Analysis of Rishi Sunak‘s Budget by the Resolution Foundation found that taxes as a share of the economy will soar to the highest level since 1950 by the middle of the decade – a £3,000 hike for the average household since Boris Johnson became Prime Minister.
The overall tax burden will be at its highest for 70 years, the Office for Budget Responsibility (OBR) said on Wednesday.
Overnight Budget analysis by the Resolution Foundation painted a deteriorating picture of family finances, with household incomes set to stagnate as a result of rising inflation.
Wages are expected to grow by just 2.4% between May 2008 and May 2024, compared to 36% real wage growth between May 1992 and May 2008, according to the Resolution Foundation.
The UK is still in the midst of its weakest decade for pay growth since the 1930s, the thinktank said.
Nearly three quarters of households will be left worse off even with the changes to the Universal Credit taper rate.
Some 3.2 million households will suffer from the decision to axe the £20-a-week uplift, and then give back via the changes to the taper rate.

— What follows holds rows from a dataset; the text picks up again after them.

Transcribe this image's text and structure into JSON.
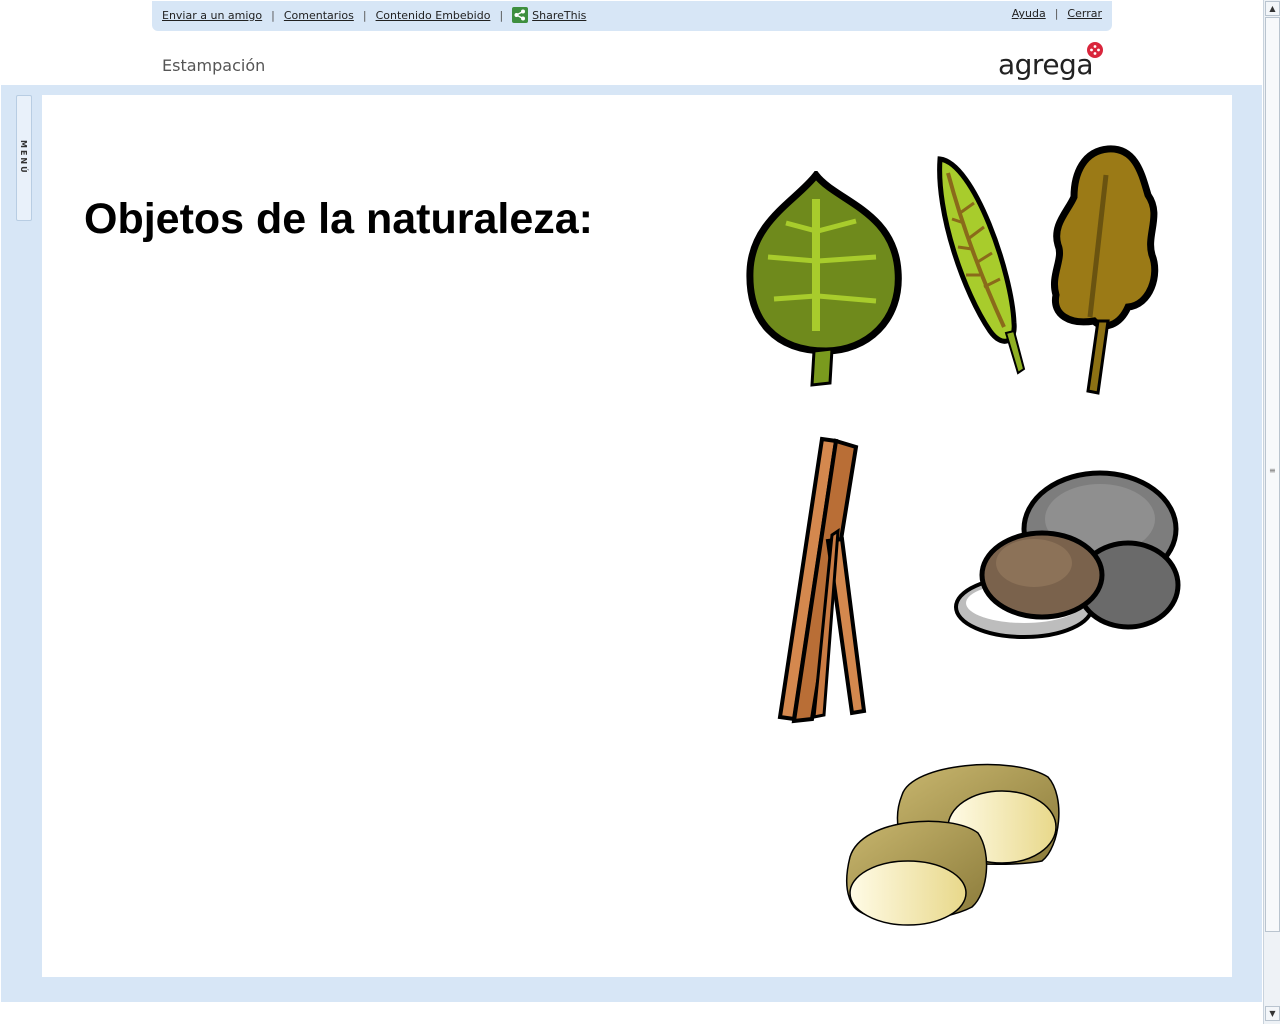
{
  "toolbar": {
    "links_left": [
      "Enviar a un amigo",
      "Comentarios",
      "Contenido Embebido"
    ],
    "sharethis": "ShareThis",
    "links_right": [
      "Ayuda",
      "Cerrar"
    ]
  },
  "header": {
    "course_title": "Estampación",
    "logo_text": "agrega"
  },
  "menu_tab": {
    "label": "MENÚ"
  },
  "slide": {
    "title": "Objetos de la naturaleza:"
  },
  "icons": {
    "leaf_round": "leaf-icon",
    "leaf_narrow": "leaf-icon",
    "leaf_dry": "leaf-icon",
    "sticks": "stick-icon",
    "stones": "stone-icon",
    "potatoes": "potato-icon"
  },
  "colors": {
    "frame": "#d7e6f6",
    "leaf_green": "#6f8a1c",
    "leaf_light": "#a8cc2c",
    "leaf_brown": "#9b7a16",
    "stick": "#d4884e",
    "stone_grey": "#7d7d7d",
    "stone_brown": "#7a624c",
    "potato": "#c8b66e",
    "logo_red": "#d9263c"
  }
}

Resolution Foundation boss Torsten Bell said growth for family incomes looks “anaemic” despite growing tax revenues and NHS spending.
He said: “It is not the high wage economy envisaged by the Prime Minister last month, or even the lower tax economy that Rishi Sunak said was his goal yesterday. Instead the Chancellor has set out plans for a new high tax, big state economy.
“Higher taxes aren’t a surprise given the UK is combining fiscal conservatism with an ageing society and a slow growing economy. But it is the end of low tax conservatism, with the tax take rising by £3,000 per household by the middle of this decade.
“While tax revenues and NHS spending will be growing rapidly in this economy, growth in pay packets and family incomes looks far more anaemic – a huge challenge that the welcome rise in the National Living Wage and boost to Universal Credit eased, but did not overcome.”
Mr Bell warned that Britain was facing a triple whammy of Covid, Brexit and Net Zero pressures, alongside longstanding challenges of low productivity and inequality.
The think tank found the poorest fifth of households would get a 2.8% income boost by the middle of the decade from policies including changes to the Universal Credit taper rate, reduced alcohol and fuel duties and tax changes.
But middle income households would see an income hit of 2% and the richest fifth would suffer a 3.1% hit.
The Chancellor used his Autumn Budget on Wednesday to lay the foundations for a “post-Covid” era as he took advantage of better-than-expected forecasts to commit to £150bn in spending increase over the next three years.
Mr Sunak opted to restore some of the cash cut from public services during 11 years of Tory Governments, with extra cash for the NHS backlog, schools and transport projects.
But millions of people struggling in the cost of living crisis were left disappointed, as the Chancellor did little to boost those hit by soaring energy bills, tax rises and inflation that may rise at its fastest for 30 years.
Mr Sunak was forced to reassure Tory MPs that he aims to cut taxes before the next election after unveiling his Budget.
He told ITV’s Peston: “We’re both committed to it[tax cuts], the Prime Minister and I want to do it for people, and that’s why we did it today, we cut taxes for those in the lowest pay, to help them right now and we want to lower the burden of taxation, as I said in my speech I want to see taxes going down by the end of Parliament,” Mr Sunak said.
At a meeting of the 1922 Committee of Tory backbenchers, he said he wants to use “every marginal pound” in the future to lower taxes rather than increase spending.
The Budget will face further scrutiny on Thursday morning when the respected Institute for Fiscal Studies think tank publishes its comprehensive analysis.Internet Explorer Channel Network